### Directions for this task
Copy the data below exactly. Any pictures in it should be omitted.

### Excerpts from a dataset
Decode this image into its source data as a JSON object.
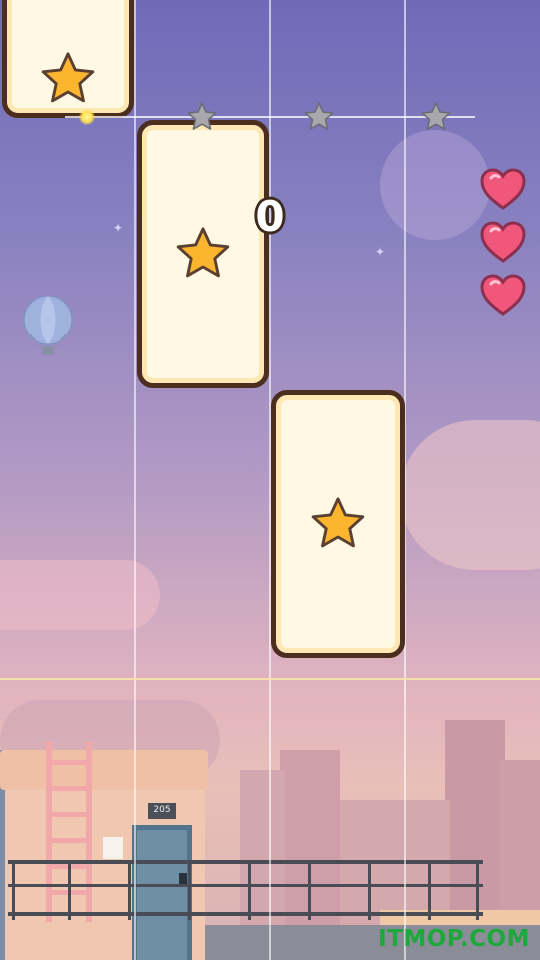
{
  "game": {
    "score": "0",
    "lives": 3,
    "progress_stars": 3
  },
  "watermark": "ITMOP.COM",
  "building": {
    "room_number": "205"
  },
  "colors": {
    "tile_fill": "#fff8e2",
    "tile_border": "#4b2e1e",
    "star_fill": "#fbb52f",
    "heart": "#f0577a",
    "watermark": "#1ea83c"
  },
  "icons": [
    "star-icon",
    "heart-icon",
    "hot-air-balloon-icon",
    "ladder-icon",
    "door-icon"
  ]
}
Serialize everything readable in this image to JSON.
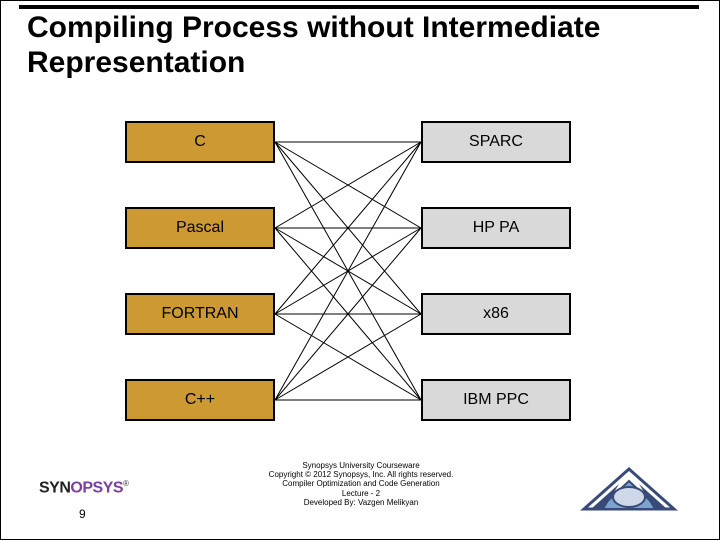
{
  "title": "Compiling Process without Intermediate Representation",
  "left_nodes": [
    "C",
    "Pascal",
    "FORTRAN",
    "C++"
  ],
  "right_nodes": [
    "SPARC",
    "HP PA",
    "x86",
    "IBM PPC"
  ],
  "credits": [
    "Synopsys University Courseware",
    "Copyright © 2012 Synopsys, Inc. All rights reserved.",
    "Compiler Optimization and Code Generation",
    "Lecture - 2",
    "Developed By: Vazgen Melikyan"
  ],
  "page_number": "9",
  "logo_left_part1": "SYNOPSYS",
  "logo_left_tm": "®",
  "chart_data": {
    "type": "diagram",
    "description": "Complete bipartite graph K4,4 between source languages and target architectures",
    "left_set": [
      "C",
      "Pascal",
      "FORTRAN",
      "C++"
    ],
    "right_set": [
      "SPARC",
      "HP PA",
      "x86",
      "IBM PPC"
    ],
    "edges": "every left node connected to every right node (16 edges)"
  }
}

### Solution to this exercise
Decode this image into its source data as a JSON object.
{
  "game": {
    "score": "0",
    "lives": 3,
    "progress_stars": 3
  },
  "watermark": "ITMOP.COM",
  "building": {
    "room_number": "205"
  },
  "colors": {
    "tile_fill": "#fff8e2",
    "tile_border": "#4b2e1e",
    "star_fill": "#fbb52f",
    "heart": "#f0577a",
    "watermark": "#1ea83c"
  },
  "icons": [
    "star-icon",
    "heart-icon",
    "hot-air-balloon-icon",
    "ladder-icon",
    "door-icon"
  ]
}
Serialize everything readable in this image to JSON.
{
  "title": "Compiling Process without Intermediate Representation",
  "left_nodes": [
    "C",
    "Pascal",
    "FORTRAN",
    "C++"
  ],
  "right_nodes": [
    "SPARC",
    "HP PA",
    "x86",
    "IBM PPC"
  ],
  "credits": [
    "Synopsys University Courseware",
    "Copyright © 2012 Synopsys, Inc. All rights reserved.",
    "Compiler Optimization and Code Generation",
    "Lecture - 2",
    "Developed By: Vazgen Melikyan"
  ],
  "page_number": "9",
  "logo_left_part1": "SYNOPSYS",
  "logo_left_tm": "®",
  "chart_data": {
    "type": "diagram",
    "description": "Complete bipartite graph K4,4 between source languages and target architectures",
    "left_set": [
      "C",
      "Pascal",
      "FORTRAN",
      "C++"
    ],
    "right_set": [
      "SPARC",
      "HP PA",
      "x86",
      "IBM PPC"
    ],
    "edges": "every left node connected to every right node (16 edges)"
  }
}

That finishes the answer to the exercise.